What you will do – How many lines in the records below contain the word "ring"? Give only the number.

::: Available data

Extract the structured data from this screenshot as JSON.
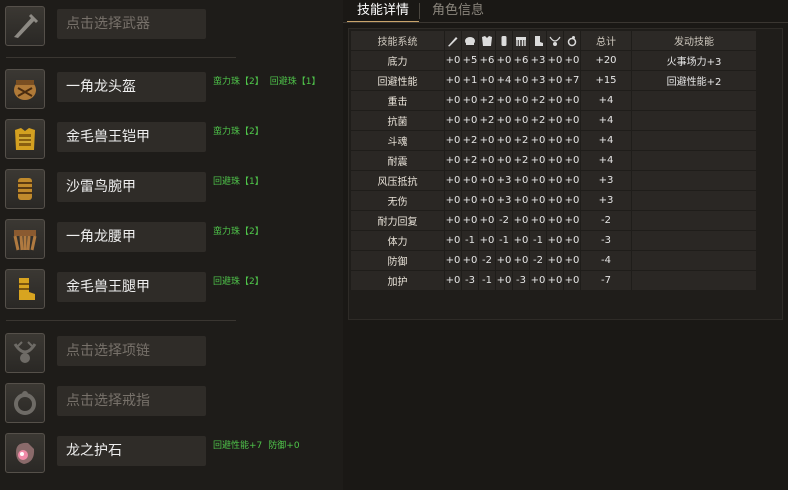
{
  "left_panel": {
    "slots": [
      {
        "id": "weapon",
        "name": "点击选择武器",
        "empty": true,
        "icon": "weapon-placeholder-icon",
        "jewels": []
      },
      {
        "id": "helm",
        "name": "一角龙头盔",
        "empty": false,
        "icon": "helmet-icon",
        "jewels": [
          "蛮力珠【2】",
          "回避珠【1】"
        ]
      },
      {
        "id": "chest",
        "name": "金毛兽王铠甲",
        "empty": false,
        "icon": "chest-armor-icon",
        "jewels": [
          "蛮力珠【2】"
        ]
      },
      {
        "id": "arms",
        "name": "沙雷鸟腕甲",
        "empty": false,
        "icon": "arm-guard-icon",
        "jewels": [
          "回避珠【1】"
        ]
      },
      {
        "id": "waist",
        "name": "一角龙腰甲",
        "empty": false,
        "icon": "waist-armor-icon",
        "jewels": [
          "蛮力珠【2】"
        ]
      },
      {
        "id": "legs",
        "name": "金毛兽王腿甲",
        "empty": false,
        "icon": "leg-armor-icon",
        "jewels": [
          "回避珠【2】"
        ]
      },
      {
        "id": "necklace",
        "name": "点击选择项链",
        "empty": true,
        "icon": "necklace-placeholder-icon",
        "jewels": []
      },
      {
        "id": "ring",
        "name": "点击选择戒指",
        "empty": true,
        "icon": "ring-placeholder-icon",
        "jewels": []
      },
      {
        "id": "talisman",
        "name": "龙之护石",
        "empty": false,
        "icon": "talisman-icon",
        "jewels": [
          "回避性能+7",
          "防御+0"
        ]
      }
    ]
  },
  "tabs": [
    {
      "label": "技能详情",
      "active": true
    },
    {
      "label": "角色信息",
      "active": false
    }
  ],
  "skill_table": {
    "headers": {
      "name": "技能系统",
      "parts": [
        "weapon-icon",
        "helmet-icon",
        "chest-armor-icon",
        "arm-guard-icon",
        "waist-armor-icon",
        "leg-armor-icon",
        "necklace-icon",
        "ring-icon"
      ],
      "total": "总计",
      "activated": "发动技能"
    },
    "rows": [
      {
        "name": "底力",
        "values": [
          "+0",
          "+5",
          "+6",
          "+0",
          "+6",
          "+3",
          "+0",
          "+0"
        ],
        "total": "+20",
        "activated": "火事场力+3"
      },
      {
        "name": "回避性能",
        "values": [
          "+0",
          "+1",
          "+0",
          "+4",
          "+0",
          "+3",
          "+0",
          "+7"
        ],
        "total": "+15",
        "activated": "回避性能+2"
      },
      {
        "name": "重击",
        "values": [
          "+0",
          "+0",
          "+2",
          "+0",
          "+0",
          "+2",
          "+0",
          "+0"
        ],
        "total": "+4",
        "activated": ""
      },
      {
        "name": "抗菌",
        "values": [
          "+0",
          "+0",
          "+2",
          "+0",
          "+0",
          "+2",
          "+0",
          "+0"
        ],
        "total": "+4",
        "activated": ""
      },
      {
        "name": "斗魂",
        "values": [
          "+0",
          "+2",
          "+0",
          "+0",
          "+2",
          "+0",
          "+0",
          "+0"
        ],
        "total": "+4",
        "activated": ""
      },
      {
        "name": "耐震",
        "values": [
          "+0",
          "+2",
          "+0",
          "+0",
          "+2",
          "+0",
          "+0",
          "+0"
        ],
        "total": "+4",
        "activated": ""
      },
      {
        "name": "风压抵抗",
        "values": [
          "+0",
          "+0",
          "+0",
          "+3",
          "+0",
          "+0",
          "+0",
          "+0"
        ],
        "total": "+3",
        "activated": ""
      },
      {
        "name": "无伤",
        "values": [
          "+0",
          "+0",
          "+0",
          "+3",
          "+0",
          "+0",
          "+0",
          "+0"
        ],
        "total": "+3",
        "activated": ""
      },
      {
        "name": "耐力回复",
        "values": [
          "+0",
          "+0",
          "+0",
          "-2",
          "+0",
          "+0",
          "+0",
          "+0"
        ],
        "total": "-2",
        "activated": ""
      },
      {
        "name": "体力",
        "values": [
          "+0",
          "-1",
          "+0",
          "-1",
          "+0",
          "-1",
          "+0",
          "+0"
        ],
        "total": "-3",
        "activated": ""
      },
      {
        "name": "防御",
        "values": [
          "+0",
          "+0",
          "-2",
          "+0",
          "+0",
          "-2",
          "+0",
          "+0"
        ],
        "total": "-4",
        "activated": ""
      },
      {
        "name": "加护",
        "values": [
          "+0",
          "-3",
          "-1",
          "+0",
          "-3",
          "+0",
          "+0",
          "+0"
        ],
        "total": "-7",
        "activated": ""
      }
    ]
  }
}
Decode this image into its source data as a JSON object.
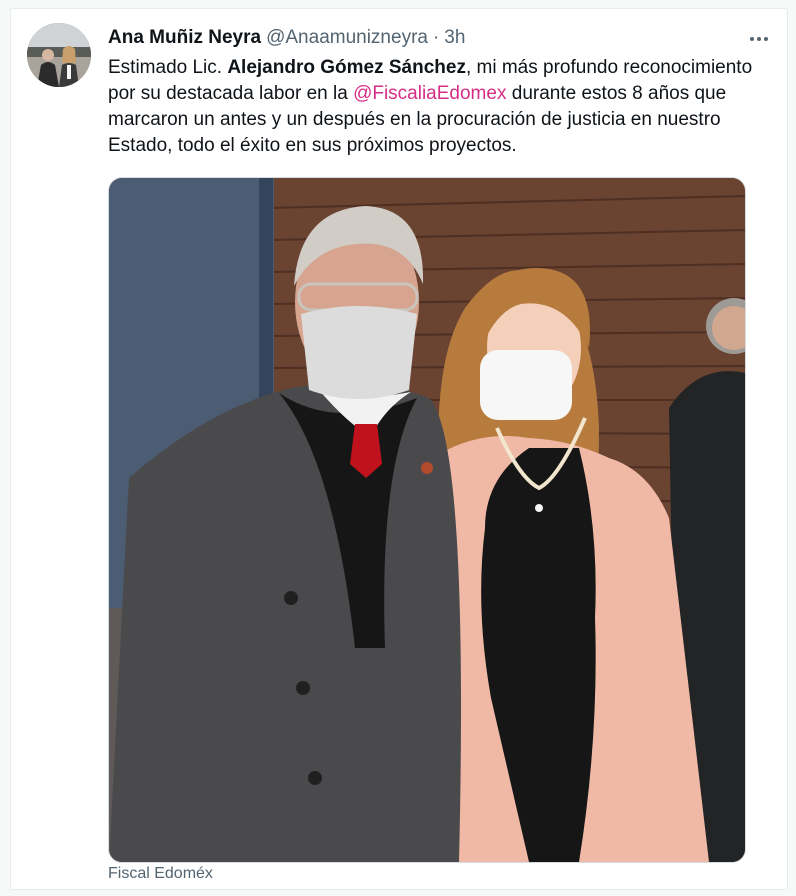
{
  "tweet": {
    "display_name": "Ana Muñiz Neyra",
    "handle": "@Anaamunizneyra",
    "separator": "·",
    "timestamp": "3h",
    "text_parts": {
      "intro": "Estimado Lic. ",
      "bold_name": "Alejandro Gómez Sánchez",
      "middle": ", mi más profundo reconocimiento por su destacada labor en la ",
      "mention": "@FiscaliaEdomex",
      "ending": " durante estos 8 años que marcaron un antes y un después en la procuración de justicia en nuestro Estado, todo el éxito en sus próximos proyectos."
    },
    "media_caption": "Fiscal Edoméx",
    "more_icon": "more-horizontal-icon"
  },
  "colors": {
    "mention": "#d62e86",
    "text": "#0f1419",
    "secondary": "#536471",
    "blazer": "#f0b9a5",
    "suit": "#4a4a4d",
    "tie": "#c0121d",
    "wood_wall": "#6a4331"
  }
}
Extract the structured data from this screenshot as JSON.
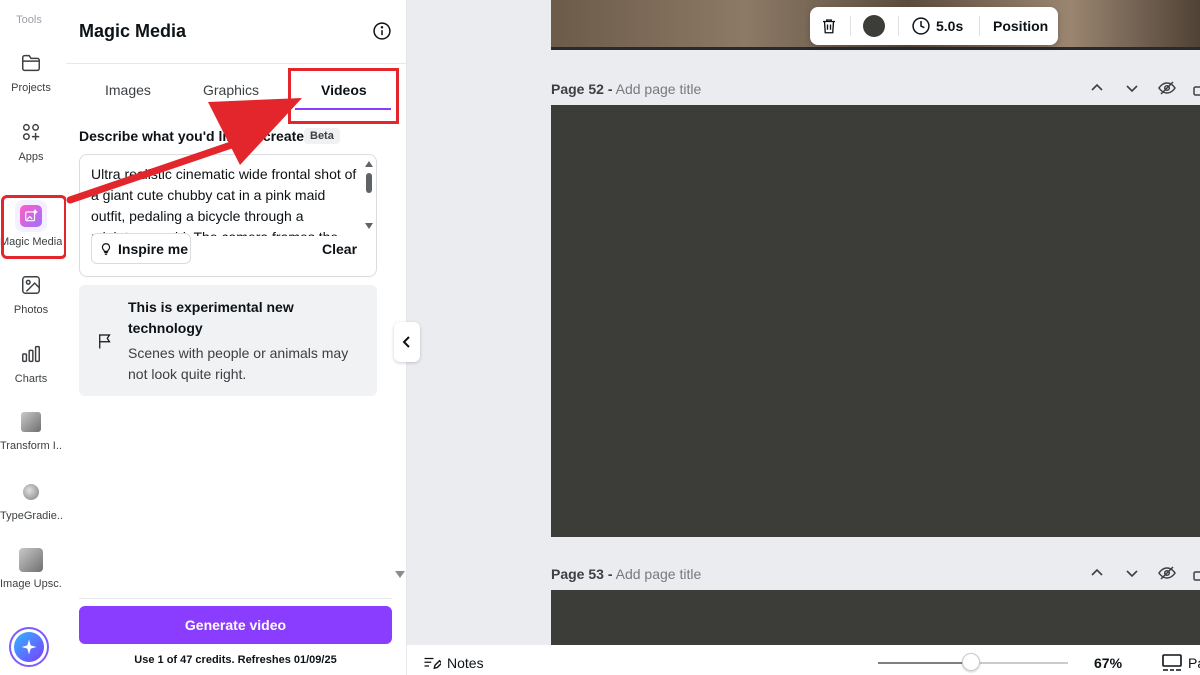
{
  "rail": {
    "top_label": "Tools",
    "items": [
      {
        "label": "Projects",
        "icon": "folder-icon"
      },
      {
        "label": "Apps",
        "icon": "apps-icon"
      },
      {
        "label": "Magic Media",
        "icon": "magic-media-icon",
        "active": true
      },
      {
        "label": "Photos",
        "icon": "photo-icon"
      },
      {
        "label": "Charts",
        "icon": "chart-icon"
      },
      {
        "label": "Transform I...",
        "icon": "transform-image-icon"
      },
      {
        "label": "TypeGradie...",
        "icon": "typegradient-icon"
      },
      {
        "label": "Image Upsc...",
        "icon": "image-upscaler-icon"
      }
    ]
  },
  "panel": {
    "title": "Magic Media",
    "tabs": [
      {
        "label": "Images"
      },
      {
        "label": "Graphics"
      },
      {
        "label": "Videos",
        "active": true
      }
    ],
    "describe_label": "Describe what you'd like to create",
    "beta_badge": "Beta",
    "prompt_text": "Ultra realistic cinematic wide frontal shot of a giant cute chubby cat in a pink maid outfit, pedaling a bicycle through a miniature world. The camera frames the",
    "inspire_label": "Inspire me",
    "clear_label": "Clear",
    "notice": {
      "title": "This is experimental new technology",
      "body": "Scenes with people or animals may not look quite right."
    },
    "generate_label": "Generate video",
    "credits_text": "Use 1 of 47 credits. Refreshes 01/09/25"
  },
  "toolbar": {
    "duration": "5.0s",
    "position_label": "Position",
    "color": "#3c3d39"
  },
  "pages": [
    {
      "number": "Page 52 -",
      "title_placeholder": "Add page title"
    },
    {
      "number": "Page 53 -",
      "title_placeholder": "Add page title"
    }
  ],
  "bottom_bar": {
    "notes_label": "Notes",
    "zoom": "67%",
    "zoom_level": 0.49,
    "pages_label": "Pages"
  },
  "colors": {
    "accent": "#8b3dff",
    "highlight": "#e3262c",
    "page_fill": "#3c3d39"
  }
}
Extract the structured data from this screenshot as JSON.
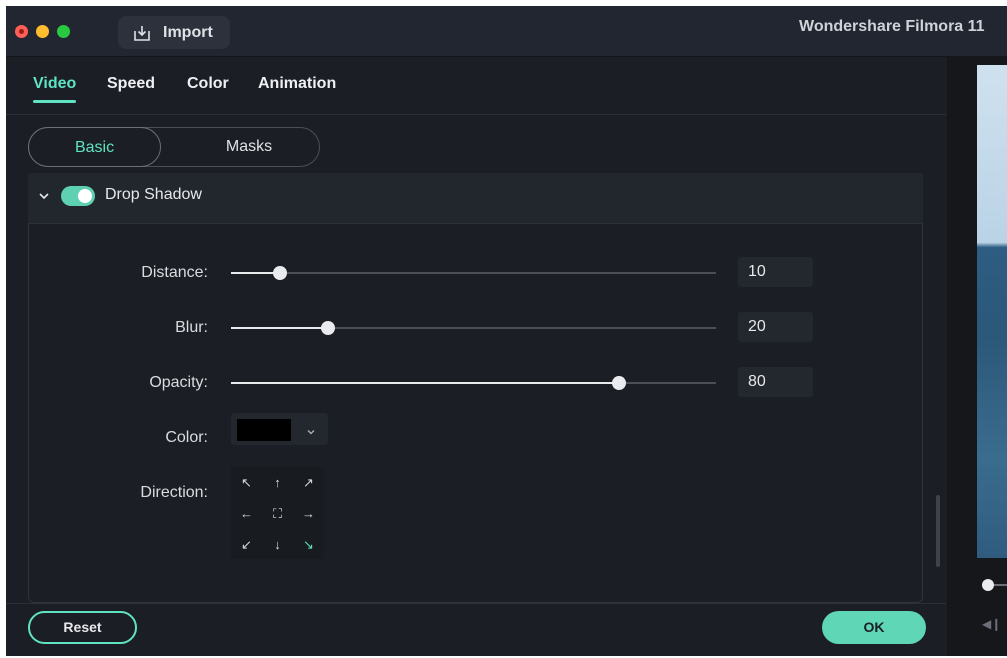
{
  "titlebar": {
    "import_label": "Import",
    "app_title": "Wondershare Filmora 11"
  },
  "tabs": [
    {
      "label": "Video",
      "active": true
    },
    {
      "label": "Speed",
      "active": false
    },
    {
      "label": "Color",
      "active": false
    },
    {
      "label": "Animation",
      "active": false
    }
  ],
  "segments": [
    {
      "label": "Basic",
      "active": true
    },
    {
      "label": "Masks",
      "active": false
    }
  ],
  "drop_shadow": {
    "title": "Drop Shadow",
    "enabled": true,
    "distance": {
      "label": "Distance:",
      "value": "10",
      "fraction": 0.1
    },
    "blur": {
      "label": "Blur:",
      "value": "20",
      "fraction": 0.2
    },
    "opacity": {
      "label": "Opacity:",
      "value": "80",
      "fraction": 0.8
    },
    "color": {
      "label": "Color:",
      "value": "#000000"
    },
    "direction": {
      "label": "Direction:",
      "glyphs": [
        "↖",
        "↑",
        "↗",
        "←",
        "⛶",
        "→",
        "↙",
        "↓",
        "↘"
      ],
      "selected": "↘"
    }
  },
  "footer": {
    "reset_label": "Reset",
    "ok_label": "OK"
  },
  "colors": {
    "accent": "#5fe3c2",
    "background": "#1b1e24"
  }
}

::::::

Response area – 3